Task brief = Reproduce the data exactly.

Data shown =
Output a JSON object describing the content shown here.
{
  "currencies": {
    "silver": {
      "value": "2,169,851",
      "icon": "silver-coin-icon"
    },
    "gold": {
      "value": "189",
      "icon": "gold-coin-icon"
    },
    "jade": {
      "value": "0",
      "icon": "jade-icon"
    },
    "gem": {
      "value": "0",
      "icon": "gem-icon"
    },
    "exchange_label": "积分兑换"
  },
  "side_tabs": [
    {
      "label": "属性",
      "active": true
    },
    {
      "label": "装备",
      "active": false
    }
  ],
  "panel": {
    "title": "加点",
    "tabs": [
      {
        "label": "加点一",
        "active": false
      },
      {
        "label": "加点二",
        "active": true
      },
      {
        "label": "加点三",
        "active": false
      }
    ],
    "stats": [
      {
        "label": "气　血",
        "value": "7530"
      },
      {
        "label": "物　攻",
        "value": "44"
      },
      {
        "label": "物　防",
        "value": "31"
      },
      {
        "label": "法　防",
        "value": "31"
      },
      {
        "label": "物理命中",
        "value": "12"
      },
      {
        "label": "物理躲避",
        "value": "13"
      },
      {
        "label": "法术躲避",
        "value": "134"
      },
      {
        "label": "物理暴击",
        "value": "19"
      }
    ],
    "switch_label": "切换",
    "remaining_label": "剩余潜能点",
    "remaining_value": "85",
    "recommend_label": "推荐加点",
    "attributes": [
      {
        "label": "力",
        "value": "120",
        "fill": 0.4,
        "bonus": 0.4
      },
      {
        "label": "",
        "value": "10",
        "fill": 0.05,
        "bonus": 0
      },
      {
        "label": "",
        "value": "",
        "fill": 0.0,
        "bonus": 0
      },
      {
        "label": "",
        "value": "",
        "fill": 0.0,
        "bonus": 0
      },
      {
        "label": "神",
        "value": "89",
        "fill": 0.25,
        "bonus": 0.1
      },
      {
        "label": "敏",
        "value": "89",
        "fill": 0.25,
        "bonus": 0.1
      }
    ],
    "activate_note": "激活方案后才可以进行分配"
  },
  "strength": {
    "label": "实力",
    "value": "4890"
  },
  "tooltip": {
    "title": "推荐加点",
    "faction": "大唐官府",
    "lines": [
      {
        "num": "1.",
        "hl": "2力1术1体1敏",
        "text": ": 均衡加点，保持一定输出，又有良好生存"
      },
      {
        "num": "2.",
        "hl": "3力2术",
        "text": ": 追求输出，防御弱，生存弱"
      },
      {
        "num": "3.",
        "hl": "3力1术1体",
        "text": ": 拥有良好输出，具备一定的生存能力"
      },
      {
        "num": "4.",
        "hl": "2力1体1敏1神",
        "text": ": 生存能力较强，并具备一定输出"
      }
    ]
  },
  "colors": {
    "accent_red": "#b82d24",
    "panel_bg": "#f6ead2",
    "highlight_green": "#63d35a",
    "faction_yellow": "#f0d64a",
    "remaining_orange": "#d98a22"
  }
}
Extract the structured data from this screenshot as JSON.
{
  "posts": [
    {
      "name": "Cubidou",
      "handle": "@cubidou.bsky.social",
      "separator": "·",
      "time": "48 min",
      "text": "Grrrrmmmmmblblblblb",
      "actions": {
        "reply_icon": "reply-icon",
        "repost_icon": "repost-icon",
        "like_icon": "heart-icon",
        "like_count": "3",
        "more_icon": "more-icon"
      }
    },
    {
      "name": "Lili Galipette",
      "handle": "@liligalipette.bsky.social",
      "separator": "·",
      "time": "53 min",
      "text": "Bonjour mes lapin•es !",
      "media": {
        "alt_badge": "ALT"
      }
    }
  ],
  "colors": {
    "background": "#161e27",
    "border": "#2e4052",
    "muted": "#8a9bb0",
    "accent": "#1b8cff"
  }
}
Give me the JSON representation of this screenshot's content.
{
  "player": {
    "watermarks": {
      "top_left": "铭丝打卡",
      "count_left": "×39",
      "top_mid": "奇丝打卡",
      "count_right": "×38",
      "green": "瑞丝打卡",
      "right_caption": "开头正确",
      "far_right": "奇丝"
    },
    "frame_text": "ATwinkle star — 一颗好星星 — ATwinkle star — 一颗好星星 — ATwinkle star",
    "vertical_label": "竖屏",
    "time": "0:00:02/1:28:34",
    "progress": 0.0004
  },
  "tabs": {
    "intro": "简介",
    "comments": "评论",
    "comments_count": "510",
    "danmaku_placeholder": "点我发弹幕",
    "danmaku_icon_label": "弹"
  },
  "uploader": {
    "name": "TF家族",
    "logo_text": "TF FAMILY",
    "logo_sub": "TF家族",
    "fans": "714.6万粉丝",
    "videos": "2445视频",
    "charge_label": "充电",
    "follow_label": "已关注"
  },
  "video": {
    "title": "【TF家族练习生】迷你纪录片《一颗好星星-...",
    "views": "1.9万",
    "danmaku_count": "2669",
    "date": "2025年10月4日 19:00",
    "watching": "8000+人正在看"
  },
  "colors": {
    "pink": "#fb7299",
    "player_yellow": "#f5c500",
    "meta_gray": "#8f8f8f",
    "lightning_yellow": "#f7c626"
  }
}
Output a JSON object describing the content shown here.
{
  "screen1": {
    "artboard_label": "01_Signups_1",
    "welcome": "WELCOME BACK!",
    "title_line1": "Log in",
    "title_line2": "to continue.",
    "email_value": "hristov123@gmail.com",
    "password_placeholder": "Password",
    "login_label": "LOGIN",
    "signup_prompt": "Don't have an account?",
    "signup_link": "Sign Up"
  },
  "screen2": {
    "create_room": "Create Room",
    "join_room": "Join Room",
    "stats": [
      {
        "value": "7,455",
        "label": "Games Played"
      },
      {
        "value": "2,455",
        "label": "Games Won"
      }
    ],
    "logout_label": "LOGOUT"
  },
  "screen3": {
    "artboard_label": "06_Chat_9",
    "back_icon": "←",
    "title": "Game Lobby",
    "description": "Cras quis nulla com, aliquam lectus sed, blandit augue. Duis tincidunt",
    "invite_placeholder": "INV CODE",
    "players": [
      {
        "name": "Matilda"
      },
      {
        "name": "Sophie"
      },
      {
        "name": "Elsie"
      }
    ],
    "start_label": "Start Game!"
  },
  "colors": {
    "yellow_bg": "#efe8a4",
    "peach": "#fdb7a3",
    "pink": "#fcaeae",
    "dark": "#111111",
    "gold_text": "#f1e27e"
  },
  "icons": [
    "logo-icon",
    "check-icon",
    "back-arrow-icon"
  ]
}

Output for this task =
Output a JSON object describing the content shown here.
{
  "currencies": {
    "silver": {
      "value": "2,169,851",
      "icon": "silver-coin-icon"
    },
    "gold": {
      "value": "189",
      "icon": "gold-coin-icon"
    },
    "jade": {
      "value": "0",
      "icon": "jade-icon"
    },
    "gem": {
      "value": "0",
      "icon": "gem-icon"
    },
    "exchange_label": "积分兑换"
  },
  "side_tabs": [
    {
      "label": "属性",
      "active": true
    },
    {
      "label": "装备",
      "active": false
    }
  ],
  "panel": {
    "title": "加点",
    "tabs": [
      {
        "label": "加点一",
        "active": false
      },
      {
        "label": "加点二",
        "active": true
      },
      {
        "label": "加点三",
        "active": false
      }
    ],
    "stats": [
      {
        "label": "气　血",
        "value": "7530"
      },
      {
        "label": "物　攻",
        "value": "44"
      },
      {
        "label": "物　防",
        "value": "31"
      },
      {
        "label": "法　防",
        "value": "31"
      },
      {
        "label": "物理命中",
        "value": "12"
      },
      {
        "label": "物理躲避",
        "value": "13"
      },
      {
        "label": "法术躲避",
        "value": "134"
      },
      {
        "label": "物理暴击",
        "value": "19"
      }
    ],
    "switch_label": "切换",
    "remaining_label": "剩余潜能点",
    "remaining_value": "85",
    "recommend_label": "推荐加点",
    "attributes": [
      {
        "label": "力",
        "value": "120",
        "fill": 0.4,
        "bonus": 0.4
      },
      {
        "label": "",
        "value": "10",
        "fill": 0.05,
        "bonus": 0
      },
      {
        "label": "",
        "value": "",
        "fill": 0.0,
        "bonus": 0
      },
      {
        "label": "",
        "value": "",
        "fill": 0.0,
        "bonus": 0
      },
      {
        "label": "神",
        "value": "89",
        "fill": 0.25,
        "bonus": 0.1
      },
      {
        "label": "敏",
        "value": "89",
        "fill": 0.25,
        "bonus": 0.1
      }
    ],
    "activate_note": "激活方案后才可以进行分配"
  },
  "strength": {
    "label": "实力",
    "value": "4890"
  },
  "tooltip": {
    "title": "推荐加点",
    "faction": "大唐官府",
    "lines": [
      {
        "num": "1.",
        "hl": "2力1术1体1敏",
        "text": ": 均衡加点，保持一定输出，又有良好生存"
      },
      {
        "num": "2.",
        "hl": "3力2术",
        "text": ": 追求输出，防御弱，生存弱"
      },
      {
        "num": "3.",
        "hl": "3力1术1体",
        "text": ": 拥有良好输出，具备一定的生存能力"
      },
      {
        "num": "4.",
        "hl": "2力1体1敏1神",
        "text": ": 生存能力较强，并具备一定输出"
      }
    ]
  },
  "colors": {
    "accent_red": "#b82d24",
    "panel_bg": "#f6ead2",
    "highlight_green": "#63d35a",
    "faction_yellow": "#f0d64a",
    "remaining_orange": "#d98a22"
  }
}
Extract the structured data from this screenshot as JSON.
{
  "posts": [
    {
      "name": "Cubidou",
      "handle": "@cubidou.bsky.social",
      "separator": "·",
      "time": "48 min",
      "text": "Grrrrmmmmmblblblblb",
      "actions": {
        "reply_icon": "reply-icon",
        "repost_icon": "repost-icon",
        "like_icon": "heart-icon",
        "like_count": "3",
        "more_icon": "more-icon"
      }
    },
    {
      "name": "Lili Galipette",
      "handle": "@liligalipette.bsky.social",
      "separator": "·",
      "time": "53 min",
      "text": "Bonjour mes lapin•es !",
      "media": {
        "alt_badge": "ALT"
      }
    }
  ],
  "colors": {
    "background": "#161e27",
    "border": "#2e4052",
    "muted": "#8a9bb0",
    "accent": "#1b8cff"
  }
}
Give me the JSON representation of this screenshot's content.
{
  "player": {
    "watermarks": {
      "top_left": "铭丝打卡",
      "count_left": "×39",
      "top_mid": "奇丝打卡",
      "count_right": "×38",
      "green": "瑞丝打卡",
      "right_caption": "开头正确",
      "far_right": "奇丝"
    },
    "frame_text": "ATwinkle star — 一颗好星星 — ATwinkle star — 一颗好星星 — ATwinkle star",
    "vertical_label": "竖屏",
    "time": "0:00:02/1:28:34",
    "progress": 0.0004
  },
  "tabs": {
    "intro": "简介",
    "comments": "评论",
    "comments_count": "510",
    "danmaku_placeholder": "点我发弹幕",
    "danmaku_icon_label": "弹"
  },
  "uploader": {
    "name": "TF家族",
    "logo_text": "TF FAMILY",
    "logo_sub": "TF家族",
    "fans": "714.6万粉丝",
    "videos": "2445视频",
    "charge_label": "充电",
    "follow_label": "已关注"
  },
  "video": {
    "title": "【TF家族练习生】迷你纪录片《一颗好星星-...",
    "views": "1.9万",
    "danmaku_count": "2669",
    "date": "2025年10月4日 19:00",
    "watching": "8000+人正在看"
  },
  "colors": {
    "pink": "#fb7299",
    "player_yellow": "#f5c500",
    "meta_gray": "#8f8f8f",
    "lightning_yellow": "#f7c626"
  }
}
Output a JSON object describing the content shown here.
{
  "screen1": {
    "artboard_label": "01_Signups_1",
    "welcome": "WELCOME BACK!",
    "title_line1": "Log in",
    "title_line2": "to continue.",
    "email_value": "hristov123@gmail.com",
    "password_placeholder": "Password",
    "login_label": "LOGIN",
    "signup_prompt": "Don't have an account?",
    "signup_link": "Sign Up"
  },
  "screen2": {
    "create_room": "Create Room",
    "join_room": "Join Room",
    "stats": [
      {
        "value": "7,455",
        "label": "Games Played"
      },
      {
        "value": "2,455",
        "label": "Games Won"
      }
    ],
    "logout_label": "LOGOUT"
  },
  "screen3": {
    "artboard_label": "06_Chat_9",
    "back_icon": "←",
    "title": "Game Lobby",
    "description": "Cras quis nulla com, aliquam lectus sed, blandit augue. Duis tincidunt",
    "invite_placeholder": "INV CODE",
    "players": [
      {
        "name": "Matilda"
      },
      {
        "name": "Sophie"
      },
      {
        "name": "Elsie"
      }
    ],
    "start_label": "Start Game!"
  },
  "colors": {
    "yellow_bg": "#efe8a4",
    "peach": "#fdb7a3",
    "pink": "#fcaeae",
    "dark": "#111111",
    "gold_text": "#f1e27e"
  },
  "icons": [
    "logo-icon",
    "check-icon",
    "back-arrow-icon"
  ]
}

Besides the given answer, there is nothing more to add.